Some insurance companies deem this procedure as "investigational" and will not pay for it. It is important to discuss this with your surgeon prior to undergoing fat transfer. Other options include using dermal fat grafts (leaving fat attached to skin and transplanting as a single unit) and dermal matrices such as Alloderm.

David Bogue, MD
Boca Raton Plastic Surgeon
5.0 out of 5 stars 13 reviews

Lipofilling or fat transfer can be very useful in breast reconstruction.

Hi.

Fat transfer is not the primary technique in breast recostruction, but we often use it to add finesse and a more natural look AROUND the main reconstruction.

The main breast reconstruction is done with an implant or a flap. But there can be hollows or defects from the mastectomy around the implant or the flap. This is where filling in with fat injections can turn a good result into a great result.

George J. Beraka, MD (retired)
Manhattan Plastic Surgeon
5.0 out of 5 stars 9 reviews

Fat transfer for breast reconstruction

Fat transfer is a great adjunct to breast reconstruction. It can help with autologous flaps to add volume to certain areas as well as implants where there maybe some rippling. Generally fat transfer maybe needed more than once to get the desired outcome and the patient will benefit by getting rid of unwanted fat in certain areas. Its a win- win for the patient.

Hope this helps

Ritu Chopra, MD
Beverly Hills Plastic Surgeon
5.0 out of 5 stars 18 reviews

Fat grafting

Fat grafting is commonly used in breast reconstruction. Fat can improve contour and add thickness after mastectomy or lumpectomy. It can be used to help contour after breast reconstruction with implants. Many options exist. Obtain a consultation.

William C. Rigano, MD
Dayton Plastic Surgeon
5.0 out of 5 stars 7 reviews

The use fat grafting in breast reconstruction

Fat Transfer is utilized widely in breast reconstruction. I use fat transfer in both implant base and autologous tissue reconstructions after mastectomy. To optimize fat take, I harvest fat using nontraumatic techniques.
I have also used fat grafting to correct contour deformity after lumpectomy and radiation. However, the use of fat grafting as a primary breast reconstruction technique after mastectomy has been reported but if limited successful result.
I recommend to all patients with breast cancer to work closely with all their doctors including oncologist, oncologic breast surgeon, and board certified plastic surgeon to plan out their breast reconstruction.
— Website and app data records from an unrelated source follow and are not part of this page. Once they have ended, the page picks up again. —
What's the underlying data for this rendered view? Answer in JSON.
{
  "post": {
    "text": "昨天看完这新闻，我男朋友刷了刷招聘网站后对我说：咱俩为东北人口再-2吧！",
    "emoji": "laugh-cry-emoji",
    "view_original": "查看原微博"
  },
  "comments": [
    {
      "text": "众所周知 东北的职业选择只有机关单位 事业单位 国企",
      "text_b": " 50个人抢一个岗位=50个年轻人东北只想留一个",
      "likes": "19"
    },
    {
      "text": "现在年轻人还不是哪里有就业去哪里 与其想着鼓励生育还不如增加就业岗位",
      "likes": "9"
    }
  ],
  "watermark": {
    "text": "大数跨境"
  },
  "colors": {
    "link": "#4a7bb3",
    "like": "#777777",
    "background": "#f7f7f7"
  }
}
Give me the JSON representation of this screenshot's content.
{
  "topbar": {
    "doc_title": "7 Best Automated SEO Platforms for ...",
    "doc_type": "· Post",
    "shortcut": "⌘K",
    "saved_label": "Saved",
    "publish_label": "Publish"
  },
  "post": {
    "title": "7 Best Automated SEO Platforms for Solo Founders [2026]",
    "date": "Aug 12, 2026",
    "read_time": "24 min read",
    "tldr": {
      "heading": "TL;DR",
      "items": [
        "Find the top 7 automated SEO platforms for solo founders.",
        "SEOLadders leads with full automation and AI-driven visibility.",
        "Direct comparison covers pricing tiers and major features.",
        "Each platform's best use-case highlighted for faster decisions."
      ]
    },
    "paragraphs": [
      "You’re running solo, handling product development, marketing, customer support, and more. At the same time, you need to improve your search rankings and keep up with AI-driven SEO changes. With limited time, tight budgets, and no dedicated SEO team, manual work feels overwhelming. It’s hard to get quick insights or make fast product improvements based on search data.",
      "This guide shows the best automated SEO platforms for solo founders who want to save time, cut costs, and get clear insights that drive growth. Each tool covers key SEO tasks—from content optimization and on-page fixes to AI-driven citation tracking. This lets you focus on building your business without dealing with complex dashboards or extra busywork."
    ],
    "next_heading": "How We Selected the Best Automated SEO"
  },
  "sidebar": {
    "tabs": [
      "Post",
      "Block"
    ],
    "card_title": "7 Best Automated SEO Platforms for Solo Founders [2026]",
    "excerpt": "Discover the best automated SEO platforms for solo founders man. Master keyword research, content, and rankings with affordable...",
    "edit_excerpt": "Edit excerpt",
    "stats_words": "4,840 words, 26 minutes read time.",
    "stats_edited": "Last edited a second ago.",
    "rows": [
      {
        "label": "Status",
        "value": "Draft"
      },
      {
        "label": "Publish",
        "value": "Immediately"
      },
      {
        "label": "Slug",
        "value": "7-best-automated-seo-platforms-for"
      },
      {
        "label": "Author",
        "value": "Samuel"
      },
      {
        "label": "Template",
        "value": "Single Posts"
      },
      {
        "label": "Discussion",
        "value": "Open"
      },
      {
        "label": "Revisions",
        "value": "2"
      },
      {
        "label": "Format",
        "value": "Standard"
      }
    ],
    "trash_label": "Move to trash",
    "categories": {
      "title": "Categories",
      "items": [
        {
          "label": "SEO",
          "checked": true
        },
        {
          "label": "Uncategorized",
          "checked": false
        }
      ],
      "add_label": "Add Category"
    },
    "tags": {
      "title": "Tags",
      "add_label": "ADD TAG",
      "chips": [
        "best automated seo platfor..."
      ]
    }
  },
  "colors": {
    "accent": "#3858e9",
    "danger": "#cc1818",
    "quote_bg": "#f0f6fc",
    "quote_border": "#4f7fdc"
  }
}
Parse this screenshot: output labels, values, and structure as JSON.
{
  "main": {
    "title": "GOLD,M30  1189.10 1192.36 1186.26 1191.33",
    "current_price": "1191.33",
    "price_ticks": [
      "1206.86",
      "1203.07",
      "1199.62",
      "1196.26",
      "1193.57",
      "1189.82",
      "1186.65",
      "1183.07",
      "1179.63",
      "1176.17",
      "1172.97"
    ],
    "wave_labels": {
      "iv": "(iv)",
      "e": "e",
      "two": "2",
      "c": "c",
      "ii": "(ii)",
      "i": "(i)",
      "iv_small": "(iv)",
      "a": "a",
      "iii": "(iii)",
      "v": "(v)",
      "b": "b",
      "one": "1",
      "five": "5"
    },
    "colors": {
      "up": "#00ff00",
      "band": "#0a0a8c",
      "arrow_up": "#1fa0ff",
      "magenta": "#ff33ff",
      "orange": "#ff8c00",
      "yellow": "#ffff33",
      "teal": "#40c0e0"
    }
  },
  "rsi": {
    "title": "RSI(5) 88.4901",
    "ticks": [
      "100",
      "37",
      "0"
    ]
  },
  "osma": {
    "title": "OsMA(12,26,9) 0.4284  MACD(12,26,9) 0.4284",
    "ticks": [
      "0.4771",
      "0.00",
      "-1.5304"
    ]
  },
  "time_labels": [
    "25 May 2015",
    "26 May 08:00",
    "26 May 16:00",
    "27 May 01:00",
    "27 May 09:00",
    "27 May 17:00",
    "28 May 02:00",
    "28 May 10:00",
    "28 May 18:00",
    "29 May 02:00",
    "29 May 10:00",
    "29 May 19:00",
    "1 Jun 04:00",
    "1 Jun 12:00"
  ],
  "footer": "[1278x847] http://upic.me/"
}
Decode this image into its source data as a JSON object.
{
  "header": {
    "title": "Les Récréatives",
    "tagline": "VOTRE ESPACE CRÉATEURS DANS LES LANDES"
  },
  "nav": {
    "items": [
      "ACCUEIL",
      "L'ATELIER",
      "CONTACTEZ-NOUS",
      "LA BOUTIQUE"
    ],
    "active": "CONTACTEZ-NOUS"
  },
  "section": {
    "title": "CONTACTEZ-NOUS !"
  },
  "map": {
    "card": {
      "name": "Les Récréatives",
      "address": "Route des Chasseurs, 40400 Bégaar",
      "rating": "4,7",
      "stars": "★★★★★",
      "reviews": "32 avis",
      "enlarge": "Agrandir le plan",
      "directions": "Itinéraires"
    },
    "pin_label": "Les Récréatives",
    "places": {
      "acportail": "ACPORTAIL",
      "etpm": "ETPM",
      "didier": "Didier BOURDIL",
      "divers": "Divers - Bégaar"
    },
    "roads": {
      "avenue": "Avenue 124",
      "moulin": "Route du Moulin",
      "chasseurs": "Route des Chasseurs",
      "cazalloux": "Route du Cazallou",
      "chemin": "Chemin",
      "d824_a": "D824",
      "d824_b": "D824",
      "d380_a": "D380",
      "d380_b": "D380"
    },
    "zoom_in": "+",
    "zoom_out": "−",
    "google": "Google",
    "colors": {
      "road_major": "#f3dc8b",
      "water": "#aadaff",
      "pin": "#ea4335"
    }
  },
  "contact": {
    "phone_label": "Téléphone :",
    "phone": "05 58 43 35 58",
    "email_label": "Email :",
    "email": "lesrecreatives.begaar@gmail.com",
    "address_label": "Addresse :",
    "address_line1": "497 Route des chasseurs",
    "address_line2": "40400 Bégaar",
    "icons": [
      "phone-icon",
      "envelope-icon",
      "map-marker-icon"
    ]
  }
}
These answers are for educational purposes and should not be relied upon as a substitute for medical advice you may receive from your physician. If you have a medical emergency, please call 911. These answers do not constitute or initiate a patient/doctor relationship.